▸ **Source data**

---------------

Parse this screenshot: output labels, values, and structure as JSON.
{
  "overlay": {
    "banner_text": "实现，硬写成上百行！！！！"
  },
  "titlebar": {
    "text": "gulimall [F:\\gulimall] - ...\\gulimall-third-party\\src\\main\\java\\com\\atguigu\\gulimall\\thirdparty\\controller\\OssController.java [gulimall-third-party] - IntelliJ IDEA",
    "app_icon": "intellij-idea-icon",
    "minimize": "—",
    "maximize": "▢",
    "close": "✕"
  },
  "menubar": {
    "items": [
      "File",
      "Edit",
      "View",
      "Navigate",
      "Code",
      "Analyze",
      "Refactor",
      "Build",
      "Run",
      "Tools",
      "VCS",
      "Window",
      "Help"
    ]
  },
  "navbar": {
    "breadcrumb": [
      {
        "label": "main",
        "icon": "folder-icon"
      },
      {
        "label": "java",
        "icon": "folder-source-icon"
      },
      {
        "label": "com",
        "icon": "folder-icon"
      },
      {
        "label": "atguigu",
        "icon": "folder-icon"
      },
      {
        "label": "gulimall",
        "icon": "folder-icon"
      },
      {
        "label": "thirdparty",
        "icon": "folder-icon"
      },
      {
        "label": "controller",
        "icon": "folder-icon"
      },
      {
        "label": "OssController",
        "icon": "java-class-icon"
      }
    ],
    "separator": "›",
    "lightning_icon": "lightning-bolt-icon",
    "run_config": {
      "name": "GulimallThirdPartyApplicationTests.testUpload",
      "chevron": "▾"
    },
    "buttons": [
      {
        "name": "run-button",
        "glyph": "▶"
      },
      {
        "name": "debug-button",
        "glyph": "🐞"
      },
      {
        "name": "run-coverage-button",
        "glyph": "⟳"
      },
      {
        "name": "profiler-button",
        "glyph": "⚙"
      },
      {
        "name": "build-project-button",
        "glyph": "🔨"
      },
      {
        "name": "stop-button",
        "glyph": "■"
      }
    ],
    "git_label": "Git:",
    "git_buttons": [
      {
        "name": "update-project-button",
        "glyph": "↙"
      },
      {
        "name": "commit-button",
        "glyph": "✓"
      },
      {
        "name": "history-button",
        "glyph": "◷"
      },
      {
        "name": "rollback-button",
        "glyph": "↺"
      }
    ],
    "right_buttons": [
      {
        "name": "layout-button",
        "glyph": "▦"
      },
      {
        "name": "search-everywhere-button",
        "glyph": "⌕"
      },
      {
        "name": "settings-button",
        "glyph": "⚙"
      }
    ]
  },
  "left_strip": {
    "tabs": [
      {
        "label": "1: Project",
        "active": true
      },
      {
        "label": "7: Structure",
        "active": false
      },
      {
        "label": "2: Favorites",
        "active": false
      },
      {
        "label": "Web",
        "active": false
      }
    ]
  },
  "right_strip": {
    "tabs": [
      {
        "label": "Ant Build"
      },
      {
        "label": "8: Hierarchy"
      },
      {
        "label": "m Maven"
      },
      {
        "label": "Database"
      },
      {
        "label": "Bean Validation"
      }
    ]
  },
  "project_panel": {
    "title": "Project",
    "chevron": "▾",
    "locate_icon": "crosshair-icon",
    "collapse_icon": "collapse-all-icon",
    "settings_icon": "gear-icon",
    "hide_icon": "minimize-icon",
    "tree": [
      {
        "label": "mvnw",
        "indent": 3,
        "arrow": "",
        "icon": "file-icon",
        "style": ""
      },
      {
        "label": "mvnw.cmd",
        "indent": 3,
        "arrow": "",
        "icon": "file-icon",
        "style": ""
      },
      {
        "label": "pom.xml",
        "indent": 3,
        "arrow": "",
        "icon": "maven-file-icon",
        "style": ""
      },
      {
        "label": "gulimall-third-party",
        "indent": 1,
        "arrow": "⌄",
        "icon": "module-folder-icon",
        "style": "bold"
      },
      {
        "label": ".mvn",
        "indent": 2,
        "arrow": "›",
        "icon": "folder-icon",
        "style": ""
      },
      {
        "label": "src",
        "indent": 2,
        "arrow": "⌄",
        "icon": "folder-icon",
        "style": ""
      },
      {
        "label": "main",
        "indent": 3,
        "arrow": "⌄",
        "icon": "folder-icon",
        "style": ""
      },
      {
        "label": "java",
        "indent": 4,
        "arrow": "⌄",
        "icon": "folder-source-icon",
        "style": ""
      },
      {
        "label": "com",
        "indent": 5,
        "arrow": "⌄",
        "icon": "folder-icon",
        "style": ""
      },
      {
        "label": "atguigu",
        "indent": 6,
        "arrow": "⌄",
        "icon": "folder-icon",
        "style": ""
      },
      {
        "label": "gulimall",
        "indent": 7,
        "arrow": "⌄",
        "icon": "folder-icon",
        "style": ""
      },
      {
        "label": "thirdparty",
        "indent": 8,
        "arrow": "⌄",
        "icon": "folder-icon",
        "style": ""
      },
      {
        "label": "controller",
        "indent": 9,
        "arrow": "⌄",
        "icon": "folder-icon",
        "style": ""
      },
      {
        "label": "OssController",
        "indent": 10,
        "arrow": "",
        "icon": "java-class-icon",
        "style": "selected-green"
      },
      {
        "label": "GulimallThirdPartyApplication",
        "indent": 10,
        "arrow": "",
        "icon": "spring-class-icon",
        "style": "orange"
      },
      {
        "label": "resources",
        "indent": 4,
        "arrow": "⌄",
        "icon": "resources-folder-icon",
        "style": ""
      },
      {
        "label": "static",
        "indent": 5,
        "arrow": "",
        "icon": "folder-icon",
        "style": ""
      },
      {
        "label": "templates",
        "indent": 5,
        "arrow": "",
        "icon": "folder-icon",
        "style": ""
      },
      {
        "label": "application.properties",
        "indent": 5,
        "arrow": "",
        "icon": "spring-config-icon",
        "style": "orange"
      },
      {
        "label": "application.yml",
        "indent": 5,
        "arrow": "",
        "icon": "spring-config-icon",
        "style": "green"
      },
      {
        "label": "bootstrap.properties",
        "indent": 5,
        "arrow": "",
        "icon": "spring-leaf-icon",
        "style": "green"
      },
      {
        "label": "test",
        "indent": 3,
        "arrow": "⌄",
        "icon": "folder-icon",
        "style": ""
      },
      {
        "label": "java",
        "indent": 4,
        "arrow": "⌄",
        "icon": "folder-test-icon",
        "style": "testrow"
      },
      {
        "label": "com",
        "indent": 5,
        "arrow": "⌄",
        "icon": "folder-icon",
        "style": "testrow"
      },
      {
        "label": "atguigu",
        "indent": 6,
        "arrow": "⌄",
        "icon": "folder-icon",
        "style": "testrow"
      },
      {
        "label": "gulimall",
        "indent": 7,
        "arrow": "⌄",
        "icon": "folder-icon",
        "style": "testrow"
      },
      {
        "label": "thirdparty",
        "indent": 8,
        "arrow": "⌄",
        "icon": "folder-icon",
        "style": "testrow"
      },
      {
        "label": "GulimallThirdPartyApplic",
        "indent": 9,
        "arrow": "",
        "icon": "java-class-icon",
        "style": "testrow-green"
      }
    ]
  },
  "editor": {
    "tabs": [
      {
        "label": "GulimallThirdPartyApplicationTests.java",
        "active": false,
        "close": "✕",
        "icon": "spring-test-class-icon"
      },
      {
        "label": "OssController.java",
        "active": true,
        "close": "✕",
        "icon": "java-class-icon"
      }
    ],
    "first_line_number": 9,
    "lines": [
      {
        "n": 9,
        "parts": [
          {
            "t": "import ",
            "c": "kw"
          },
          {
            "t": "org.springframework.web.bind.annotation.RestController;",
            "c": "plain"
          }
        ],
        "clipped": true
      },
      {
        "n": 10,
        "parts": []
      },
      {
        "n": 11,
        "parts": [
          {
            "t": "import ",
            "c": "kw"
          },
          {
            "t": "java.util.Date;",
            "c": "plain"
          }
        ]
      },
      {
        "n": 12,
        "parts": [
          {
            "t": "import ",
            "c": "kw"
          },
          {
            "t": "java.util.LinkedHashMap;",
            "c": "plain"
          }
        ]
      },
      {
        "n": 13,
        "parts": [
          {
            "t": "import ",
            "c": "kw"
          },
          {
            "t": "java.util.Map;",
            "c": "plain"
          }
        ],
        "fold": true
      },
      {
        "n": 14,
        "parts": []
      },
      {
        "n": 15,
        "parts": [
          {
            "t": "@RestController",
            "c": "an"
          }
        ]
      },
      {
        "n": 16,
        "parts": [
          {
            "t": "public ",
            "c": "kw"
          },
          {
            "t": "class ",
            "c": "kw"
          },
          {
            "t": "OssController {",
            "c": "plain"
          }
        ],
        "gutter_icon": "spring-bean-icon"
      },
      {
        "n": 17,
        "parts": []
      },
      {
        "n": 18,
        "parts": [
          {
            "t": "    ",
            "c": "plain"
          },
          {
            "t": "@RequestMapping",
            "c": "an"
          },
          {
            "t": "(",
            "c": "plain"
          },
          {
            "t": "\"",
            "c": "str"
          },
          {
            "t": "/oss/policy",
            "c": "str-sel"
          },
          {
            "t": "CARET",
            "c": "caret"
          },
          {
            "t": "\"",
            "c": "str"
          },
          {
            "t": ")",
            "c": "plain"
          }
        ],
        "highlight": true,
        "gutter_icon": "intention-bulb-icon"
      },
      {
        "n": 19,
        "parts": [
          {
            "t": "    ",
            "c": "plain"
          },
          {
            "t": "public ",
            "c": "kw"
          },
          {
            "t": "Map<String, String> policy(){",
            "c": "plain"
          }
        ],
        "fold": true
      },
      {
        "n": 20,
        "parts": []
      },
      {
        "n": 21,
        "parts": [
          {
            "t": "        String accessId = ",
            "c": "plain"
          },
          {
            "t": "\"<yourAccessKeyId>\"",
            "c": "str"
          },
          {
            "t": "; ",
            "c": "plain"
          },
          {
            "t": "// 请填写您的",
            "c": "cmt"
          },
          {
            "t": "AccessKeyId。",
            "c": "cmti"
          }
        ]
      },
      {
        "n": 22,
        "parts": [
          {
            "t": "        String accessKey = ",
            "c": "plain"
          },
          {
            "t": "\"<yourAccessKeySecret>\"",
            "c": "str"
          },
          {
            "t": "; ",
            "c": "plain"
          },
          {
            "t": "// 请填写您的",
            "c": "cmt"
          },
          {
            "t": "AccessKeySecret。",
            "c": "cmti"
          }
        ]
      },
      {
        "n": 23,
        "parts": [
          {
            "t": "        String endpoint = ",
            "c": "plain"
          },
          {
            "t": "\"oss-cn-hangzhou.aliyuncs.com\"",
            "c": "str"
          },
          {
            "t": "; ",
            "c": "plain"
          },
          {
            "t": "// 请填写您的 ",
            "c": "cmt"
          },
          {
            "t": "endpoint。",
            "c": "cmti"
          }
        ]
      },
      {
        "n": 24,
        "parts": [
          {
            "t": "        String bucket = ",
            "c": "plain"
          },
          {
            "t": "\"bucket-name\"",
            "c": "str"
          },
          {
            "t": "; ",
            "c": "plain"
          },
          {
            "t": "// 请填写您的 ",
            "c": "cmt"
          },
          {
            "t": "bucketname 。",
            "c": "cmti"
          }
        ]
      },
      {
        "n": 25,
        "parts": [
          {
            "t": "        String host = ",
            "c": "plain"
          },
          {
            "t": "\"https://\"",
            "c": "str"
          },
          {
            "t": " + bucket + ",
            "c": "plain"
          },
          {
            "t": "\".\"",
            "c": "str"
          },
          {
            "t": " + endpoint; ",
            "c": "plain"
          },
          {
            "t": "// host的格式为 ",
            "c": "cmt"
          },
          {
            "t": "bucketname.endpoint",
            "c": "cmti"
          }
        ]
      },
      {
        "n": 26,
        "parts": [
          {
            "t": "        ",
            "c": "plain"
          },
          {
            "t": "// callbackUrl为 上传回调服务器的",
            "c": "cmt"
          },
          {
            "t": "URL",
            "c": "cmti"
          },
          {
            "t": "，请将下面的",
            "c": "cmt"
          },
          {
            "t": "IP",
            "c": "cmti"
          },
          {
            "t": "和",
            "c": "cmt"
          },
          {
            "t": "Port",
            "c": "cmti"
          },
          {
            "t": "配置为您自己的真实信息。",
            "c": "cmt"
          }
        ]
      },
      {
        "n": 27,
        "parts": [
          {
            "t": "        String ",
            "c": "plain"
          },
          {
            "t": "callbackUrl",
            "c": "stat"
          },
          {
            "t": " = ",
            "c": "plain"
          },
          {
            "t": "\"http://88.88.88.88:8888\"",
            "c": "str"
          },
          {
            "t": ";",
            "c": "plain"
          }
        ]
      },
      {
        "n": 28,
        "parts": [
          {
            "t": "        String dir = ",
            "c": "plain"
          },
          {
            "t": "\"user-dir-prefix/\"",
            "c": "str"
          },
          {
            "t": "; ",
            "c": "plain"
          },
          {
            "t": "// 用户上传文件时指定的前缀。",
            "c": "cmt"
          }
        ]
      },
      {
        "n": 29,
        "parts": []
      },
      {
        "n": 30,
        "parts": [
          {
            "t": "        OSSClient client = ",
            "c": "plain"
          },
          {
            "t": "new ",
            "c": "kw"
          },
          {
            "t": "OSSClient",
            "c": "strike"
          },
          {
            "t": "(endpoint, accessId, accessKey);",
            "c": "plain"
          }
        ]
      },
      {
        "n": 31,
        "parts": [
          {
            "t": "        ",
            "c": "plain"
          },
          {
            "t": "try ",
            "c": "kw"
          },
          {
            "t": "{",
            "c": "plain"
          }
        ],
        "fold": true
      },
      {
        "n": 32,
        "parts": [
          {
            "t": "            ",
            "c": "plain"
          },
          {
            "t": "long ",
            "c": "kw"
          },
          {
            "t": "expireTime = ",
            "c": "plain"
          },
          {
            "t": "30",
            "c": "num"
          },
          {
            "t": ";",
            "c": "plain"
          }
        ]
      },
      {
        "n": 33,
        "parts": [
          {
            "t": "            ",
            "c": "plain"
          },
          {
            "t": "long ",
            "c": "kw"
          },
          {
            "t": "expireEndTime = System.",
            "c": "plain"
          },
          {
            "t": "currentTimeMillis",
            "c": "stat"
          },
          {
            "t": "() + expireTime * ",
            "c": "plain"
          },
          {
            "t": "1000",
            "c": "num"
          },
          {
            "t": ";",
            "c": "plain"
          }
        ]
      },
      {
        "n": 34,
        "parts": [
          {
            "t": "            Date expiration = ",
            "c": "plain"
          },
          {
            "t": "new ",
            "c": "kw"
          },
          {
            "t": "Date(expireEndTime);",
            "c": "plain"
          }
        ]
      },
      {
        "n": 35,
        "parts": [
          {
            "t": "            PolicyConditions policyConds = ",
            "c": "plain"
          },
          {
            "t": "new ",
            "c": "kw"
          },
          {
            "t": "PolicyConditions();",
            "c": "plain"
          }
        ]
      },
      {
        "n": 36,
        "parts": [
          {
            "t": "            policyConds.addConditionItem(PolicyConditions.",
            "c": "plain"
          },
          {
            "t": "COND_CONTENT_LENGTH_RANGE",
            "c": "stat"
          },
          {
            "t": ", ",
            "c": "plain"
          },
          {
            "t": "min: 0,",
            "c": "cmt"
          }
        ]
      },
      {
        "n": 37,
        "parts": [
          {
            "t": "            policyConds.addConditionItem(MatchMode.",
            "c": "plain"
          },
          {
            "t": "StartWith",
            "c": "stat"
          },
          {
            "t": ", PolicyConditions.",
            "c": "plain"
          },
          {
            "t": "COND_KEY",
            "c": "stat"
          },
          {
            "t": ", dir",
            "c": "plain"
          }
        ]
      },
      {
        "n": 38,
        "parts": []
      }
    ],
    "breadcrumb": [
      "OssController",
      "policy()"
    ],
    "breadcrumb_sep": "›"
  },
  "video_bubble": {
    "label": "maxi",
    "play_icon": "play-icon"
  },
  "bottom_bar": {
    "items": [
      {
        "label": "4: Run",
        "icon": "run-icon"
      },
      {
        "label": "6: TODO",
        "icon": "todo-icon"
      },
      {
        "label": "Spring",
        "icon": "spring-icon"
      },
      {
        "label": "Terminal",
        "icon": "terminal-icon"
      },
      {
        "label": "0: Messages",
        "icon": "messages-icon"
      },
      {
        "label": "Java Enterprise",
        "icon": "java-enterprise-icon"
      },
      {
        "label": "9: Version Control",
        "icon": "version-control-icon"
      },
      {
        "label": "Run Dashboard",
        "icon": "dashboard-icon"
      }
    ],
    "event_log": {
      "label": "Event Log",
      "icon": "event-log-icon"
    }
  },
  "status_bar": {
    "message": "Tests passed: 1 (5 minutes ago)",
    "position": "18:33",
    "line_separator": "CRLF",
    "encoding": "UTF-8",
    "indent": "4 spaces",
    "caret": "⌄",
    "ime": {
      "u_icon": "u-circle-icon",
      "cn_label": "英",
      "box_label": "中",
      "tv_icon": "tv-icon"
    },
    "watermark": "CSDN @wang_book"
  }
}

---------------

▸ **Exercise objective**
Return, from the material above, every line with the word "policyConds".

▸ **Answer to this task**
            "t": "            PolicyConditions policyConds = ",
            "t": "            policyConds.addConditionItem(PolicyConditions.",
            "t": "            policyConds.addConditionItem(MatchMode.",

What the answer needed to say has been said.